Headhunting and recruitment involve searching for and securing qualified candidates for a job opening. They include researching potential candidates, screening resumes, contacting potential candidates, and facilitating interviews. Both headhunting and recruitment require a thorough understanding of the job opening, the organisation's needs, and the skills and qualifications necessary for the job. Additionally, both methods are designed to ensure a successful hire who is a good fit for the position and the company.
The main difference between headhunting and recruitment is the scope of the search. Headhunting is a more targeted approach that focuses on a specific job opening and utilises a narrower search to find the right candidate. On the other hand, recruitment involves a more comprehensive and expansive search, allowing more candidates to be considered. Additionally, headhunting is usually done on a fee-based or contingency basis, while recruitment is generally done on a salary or commission basis. Lastly, headhunters are typically individuals or firms, while recruiters generally are internal staff members or third-party agencies.
Headhunting and recruitment are two different activities in the recruitment process. Headhunting is the process of actively searching for and approaching high-level candidates for a specific role. Recruitment is the process of identifying, assessing, and hiring suitable candidates for a role. Headhunting is typically used for higher-level, senior positions that cannot quickly fill through normal recruitment activities. It is more expensive than recruitment but is often successful in finding the best person for the job. Recruitment is used for lower-level positions and is a less costly way of filling roles, with many candidates to choose from. Both headhunting and recruitment are essential to ensure the right person is hired for the proper position.

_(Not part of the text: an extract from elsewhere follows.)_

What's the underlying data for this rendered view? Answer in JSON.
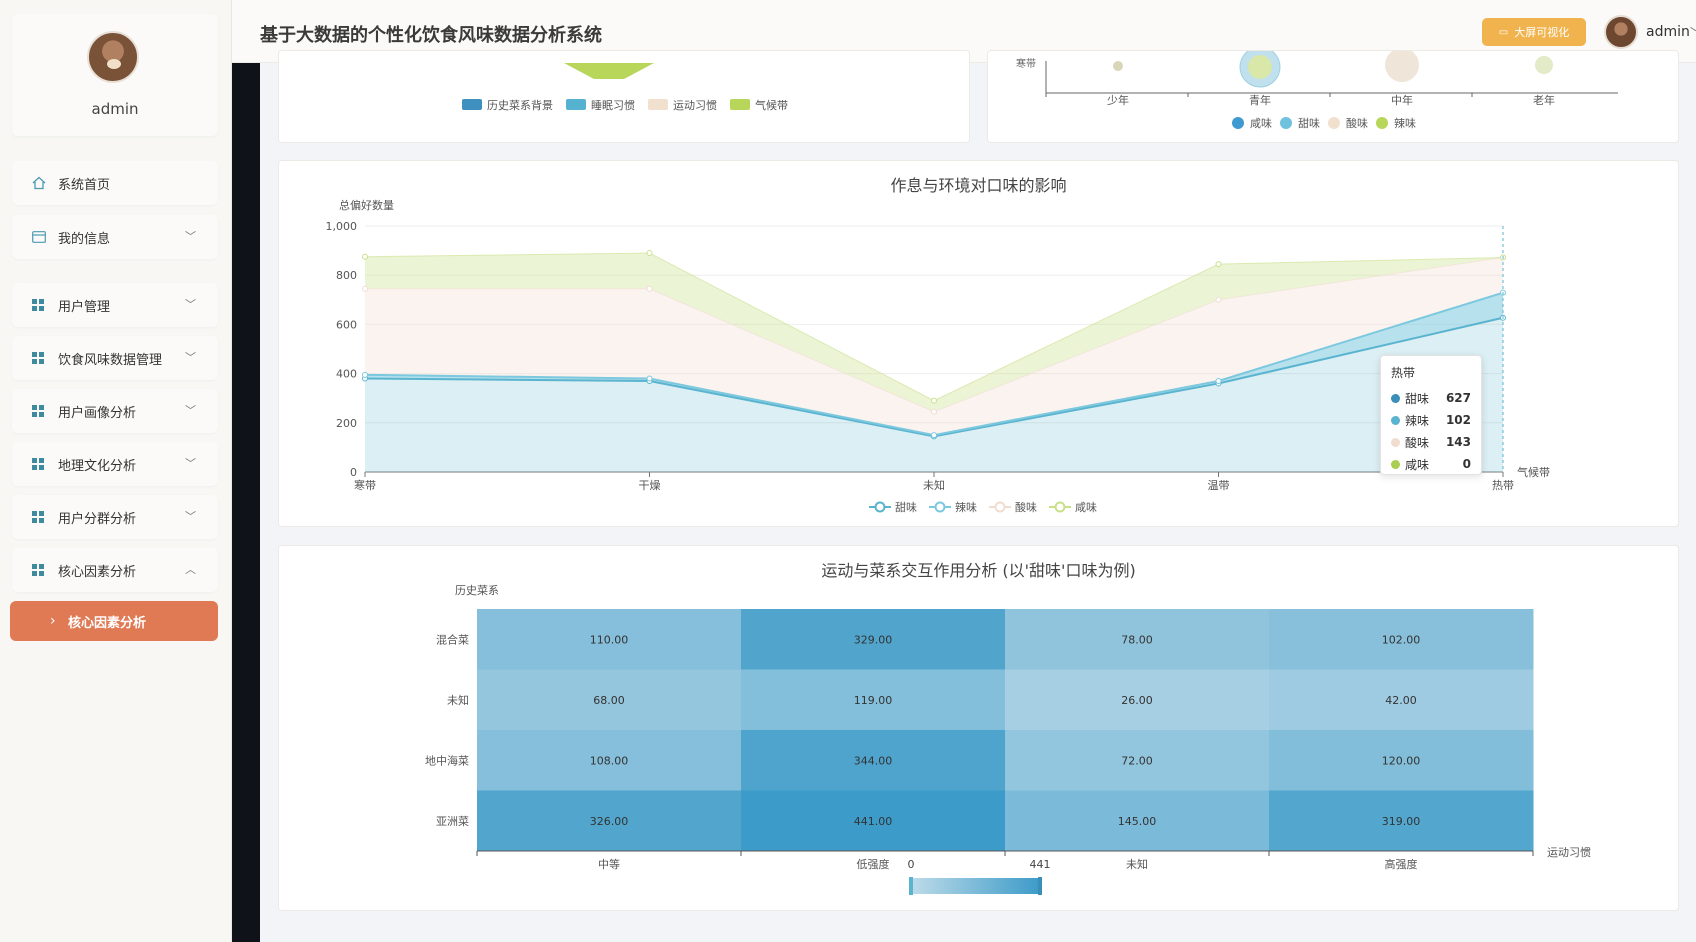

In conclusion, the best method for hiring new employees depends on the specific job position and the business needs. Headhunting may be the best approach if you are looking for a particular set of skills or experience. Recruitment may be the better option if you are looking for a broad range of applicants.